WASHINGTON—Key members of Congress from both major political parties are demanding that the Department of Veterans Affairs explain why its call centers routinely provide veterans with bad information.
In response to a Knight Ridder story in December, Democrats and Republicans from the House of Representatives and the Senate have asked the VA to account for the incorrect answers it gives people who call the department's help lines.
According to the VA's own "mystery caller" program, Knight Ridder revealed that people who call the agency for help and advice are more likely to receive completely wrong answers than completely right ones.

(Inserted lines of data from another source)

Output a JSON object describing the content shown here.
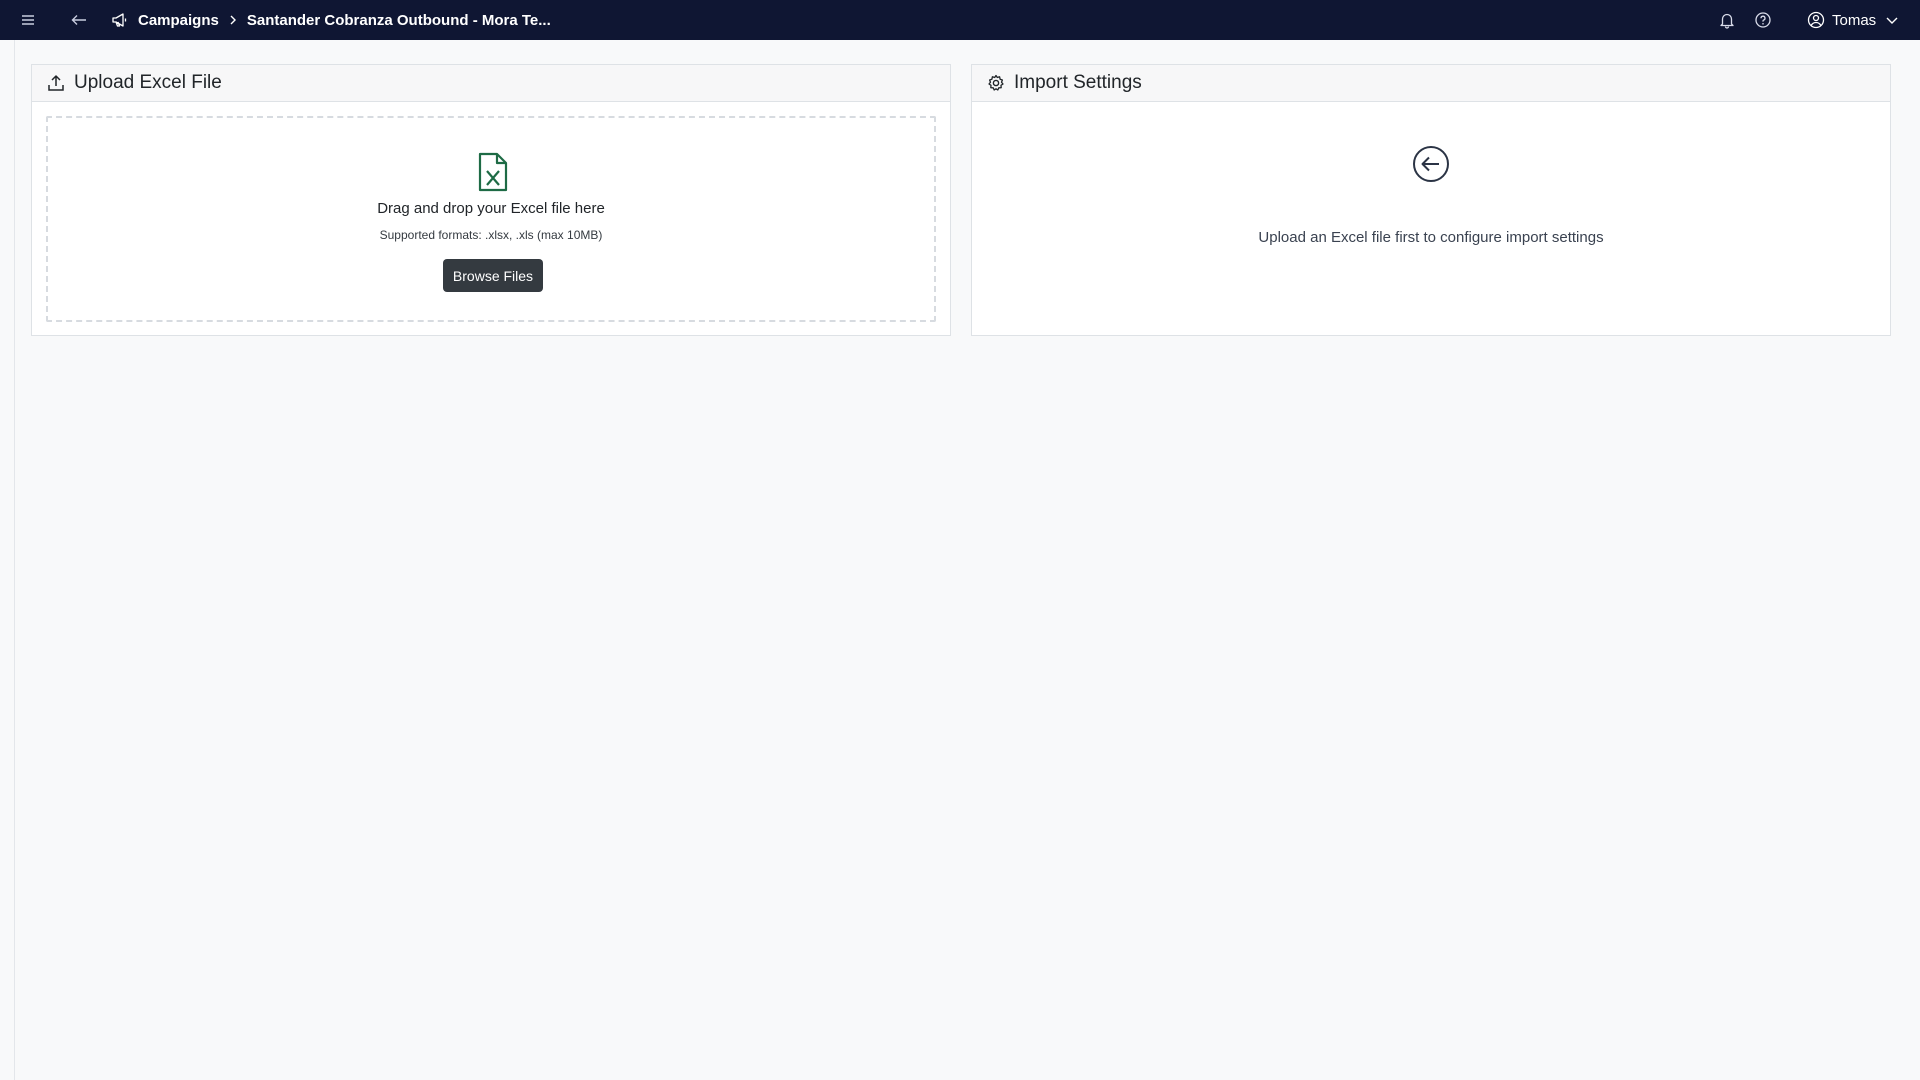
{
  "topbar": {
    "menu_icon": "hamburger-icon",
    "back_icon": "arrow-left-icon",
    "breadcrumb": {
      "icon": "megaphone-icon",
      "items": [
        "Campaigns",
        "Santander Cobranza Outbound - Mora Te..."
      ],
      "separator_icon": "chevron-right-icon"
    },
    "bell_icon": "bell-icon",
    "help_icon": "help-circle-icon",
    "user": {
      "name": "Tomas",
      "icon": "user-circle-icon",
      "chevron_icon": "chevron-down-icon"
    },
    "background_color": "#0f1633"
  },
  "upload_card": {
    "title": "Upload Excel File",
    "title_icon": "upload-icon",
    "dropzone": {
      "icon": "excel-file-icon",
      "title": "Drag and drop your Excel file here",
      "subtitle": "Supported formats: .xlsx, .xls (max 10MB)",
      "button_label": "Browse Files"
    }
  },
  "settings_card": {
    "title": "Import Settings",
    "title_icon": "gear-icon",
    "empty_icon": "arrow-left-circle-icon",
    "empty_message": "Upload an Excel file first to configure import settings"
  },
  "colors": {
    "excel_green": "#1e6b45",
    "button_dark": "#343a40"
  }
}
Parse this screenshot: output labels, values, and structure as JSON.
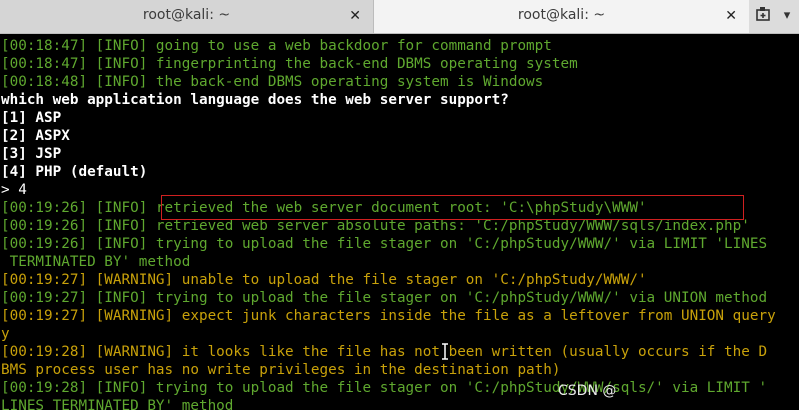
{
  "tabs": [
    {
      "title": "root@kali: ~",
      "close": "✕"
    },
    {
      "title": "root@kali: ~",
      "close": "✕"
    }
  ],
  "toolbar": {
    "menu": "▾"
  },
  "colors": {
    "info": "#5fa82f",
    "warning": "#c8a10a",
    "prompt": "#ffffff",
    "highlight_box": "#d02020"
  },
  "terminal": {
    "lines": [
      "[00:18:47] [INFO] going to use a web backdoor for command prompt",
      "[00:18:47] [INFO] fingerprinting the back-end DBMS operating system",
      "[00:18:48] [INFO] the back-end DBMS operating system is Windows",
      "which web application language does the web server support?",
      "[1] ASP",
      "[2] ASPX",
      "[3] JSP",
      "[4] PHP (default)",
      "> 4",
      "[00:19:26] [INFO] retrieved the web server document root: 'C:\\phpStudy\\WWW'",
      "[00:19:26] [INFO] retrieved web server absolute paths: 'C:/phpStudy/WWW/sqls/index.php'",
      "[00:19:26] [INFO] trying to upload the file stager on 'C:/phpStudy/WWW/' via LIMIT 'LINES",
      " TERMINATED BY' method",
      "[00:19:27] [WARNING] unable to upload the file stager on 'C:/phpStudy/WWW/'",
      "[00:19:27] [INFO] trying to upload the file stager on 'C:/phpStudy/WWW/' via UNION method",
      "[00:19:27] [WARNING] expect junk characters inside the file as a leftover from UNION query",
      "y",
      "[00:19:28] [WARNING] it looks like the file has not been written (usually occurs if the D",
      "BMS process user has no write privileges in the destination path)",
      "[00:19:28] [INFO] trying to upload the file stager on 'C:/phpStudy/WWW/sqls/' via LIMIT '",
      "LINES TERMINATED BY' method"
    ]
  },
  "watermark": "CSDN @"
}
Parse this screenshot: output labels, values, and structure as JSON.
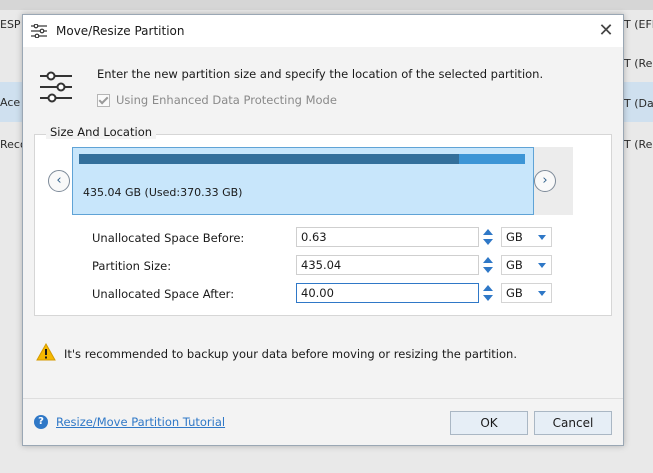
{
  "background": {
    "left_rows": [
      "ESP",
      "Ace",
      "Reco"
    ],
    "right_rows": [
      "T (EFI",
      "T (Re",
      "T (Dat",
      "T (Rec"
    ]
  },
  "dialog": {
    "title": "Move/Resize Partition",
    "close_label": "✕",
    "instruction": "Enter the new partition size and specify the location of the selected partition.",
    "protect_label": "Using Enhanced Data Protecting Mode",
    "protect_checked": true,
    "group_label": "Size And Location",
    "partition": {
      "label": "435.04 GB (Used:370.33 GB)",
      "used_fraction": 0.851
    },
    "nav": {
      "prev": "‹",
      "next": "›"
    },
    "fields": [
      {
        "label": "Unallocated Space Before:",
        "value": "0.63",
        "unit": "GB"
      },
      {
        "label": "Partition Size:",
        "value": "435.04",
        "unit": "GB"
      },
      {
        "label": "Unallocated Space After:",
        "value": "40.00",
        "unit": "GB"
      }
    ],
    "warning": "It's recommended to backup your data before moving or resizing the partition.",
    "help_icon": "?",
    "help_link": "Resize/Move Partition Tutorial",
    "ok_label": "OK",
    "cancel_label": "Cancel"
  },
  "colors": {
    "accent": "#2f78c7",
    "partition_fill": "#c8e6fb",
    "used_bar": "#336f9b",
    "free_bar": "#3c95d6",
    "warning": "#f5b800"
  },
  "icons": {
    "title": "sliders-icon",
    "header": "sliders-icon",
    "warning": "warning-icon",
    "help": "help-icon"
  }
}
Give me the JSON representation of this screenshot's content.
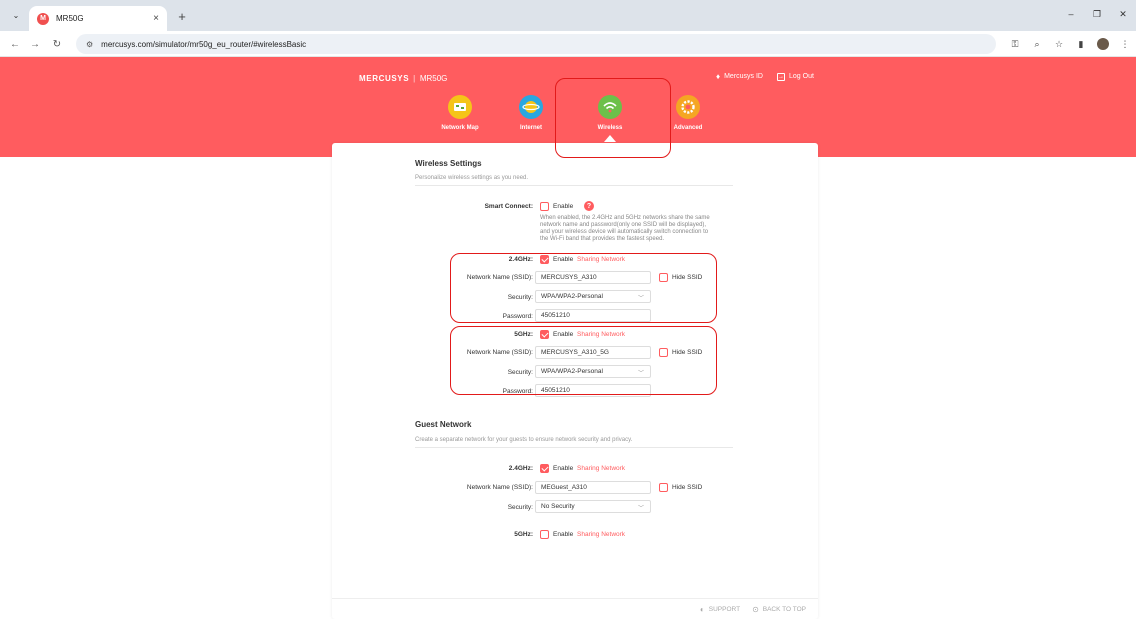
{
  "browser": {
    "tab_title": "MR50G",
    "favicon_letter": "M",
    "url": "mercusys.com/simulator/mr50g_eu_router/#wirelessBasic"
  },
  "header": {
    "brand": "MERCUSYS",
    "separator": "|",
    "model": "MR50G",
    "mercusys_id": "Mercusys ID",
    "logout": "Log Out"
  },
  "nav": {
    "items": [
      {
        "label": "Network Map",
        "icon": "network-map-icon",
        "color": "#f5c518"
      },
      {
        "label": "Internet",
        "icon": "globe-icon",
        "color": "#2aa7df"
      },
      {
        "label": "Wireless",
        "icon": "wifi-icon",
        "color": "#6cc04a"
      },
      {
        "label": "Advanced",
        "icon": "gear-icon",
        "color": "#f5a623"
      }
    ],
    "active": "Wireless"
  },
  "wireless_settings": {
    "title": "Wireless Settings",
    "description": "Personalize wireless settings as you need.",
    "smart_connect": {
      "label": "Smart Connect:",
      "enable_label": "Enable",
      "checked": false,
      "hint_lines": [
        "When enabled, the 2.4GHz and 5GHz networks share the same",
        "network name and password(only one SSID will be displayed),",
        "and your wireless device will automatically switch connection to",
        "the Wi-Fi band that provides the fastest speed."
      ]
    },
    "band_24": {
      "label": "2.4GHz:",
      "enable_label": "Enable",
      "enabled": true,
      "sharing_label": "Sharing Network",
      "ssid_label": "Network Name (SSID):",
      "ssid_value": "MERCUSYS_A310",
      "hide_ssid_label": "Hide SSID",
      "security_label": "Security:",
      "security_value": "WPA/WPA2-Personal",
      "password_label": "Password:",
      "password_value": "45051210"
    },
    "band_5": {
      "label": "5GHz:",
      "enable_label": "Enable",
      "enabled": true,
      "sharing_label": "Sharing Network",
      "ssid_label": "Network Name (SSID):",
      "ssid_value": "MERCUSYS_A310_5G",
      "hide_ssid_label": "Hide SSID",
      "security_label": "Security:",
      "security_value": "WPA/WPA2-Personal",
      "password_label": "Password:",
      "password_value": "45051210"
    }
  },
  "guest_network": {
    "title": "Guest Network",
    "description": "Create a separate network for your guests to ensure network security and privacy.",
    "band_24": {
      "label": "2.4GHz:",
      "enable_label": "Enable",
      "enabled": true,
      "sharing_label": "Sharing Network",
      "ssid_label": "Network Name (SSID):",
      "ssid_value": "MEGuest_A310",
      "hide_ssid_label": "Hide SSID",
      "security_label": "Security:",
      "security_value": "No Security"
    },
    "band_5": {
      "label": "5GHz:",
      "enable_label": "Enable",
      "enabled": false,
      "sharing_label": "Sharing Network"
    }
  },
  "footer": {
    "support": "SUPPORT",
    "back_to_top": "BACK TO TOP"
  },
  "colors": {
    "brand": "#ff5c5f",
    "highlight": "#e21a1a"
  }
}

On Tuesday, the chairman of the House subcommittee that deals with veterans' benefits wrote to the VA, asking for evidence of what the VA has done to improve its public call centers. Rep. Jeff Miller, R- Fla., wants answers from the VA within four weeks.
In the Senate, the chairman of the Committee on Veterans' Affairs, Larry Craig, R-Idaho, has directed his staff to discuss the situation with the VA. The agency and the committee staff will meet next week.
Two Democrats on the Senate committee—Ken Salazar of Colorado and Barack Obama of Illinois—also wrote VA Secretary James Nicholson, requesting information on the call centers and efforts to fix them. In a letter this week, Salazar said he was disturbed by the "startling lack of accuracy and professionalism" by VA workers. Obama wrote on Jan. 11 that veterans "deserve better than being given bad information" by the VA—or "being treated with disrespect." He said that he was outraged at the "pattern of unacceptable behavior."
A spokesman for the VA, Jose Llamas, said the agency had just received the letters and would respond to the legislators when it was done reviewing the letters.
So-called mystery callers, saying they were relatives or friends of veterans inquiring about possible benefits, made a total of 1,089 calls. VA experts then rated the answers given by the VA's regional office workers.
They found that 22 percent of the answers that callers received were "completely incorrect," 23 percent were "minimally correct" and 20 percent were "partially correct." Nineteen percent of the answers were "completely correct," and 16 percent were "mostly correct."
The program also found that some VA workers were dismissive of some callers and unhelpful or rude to others.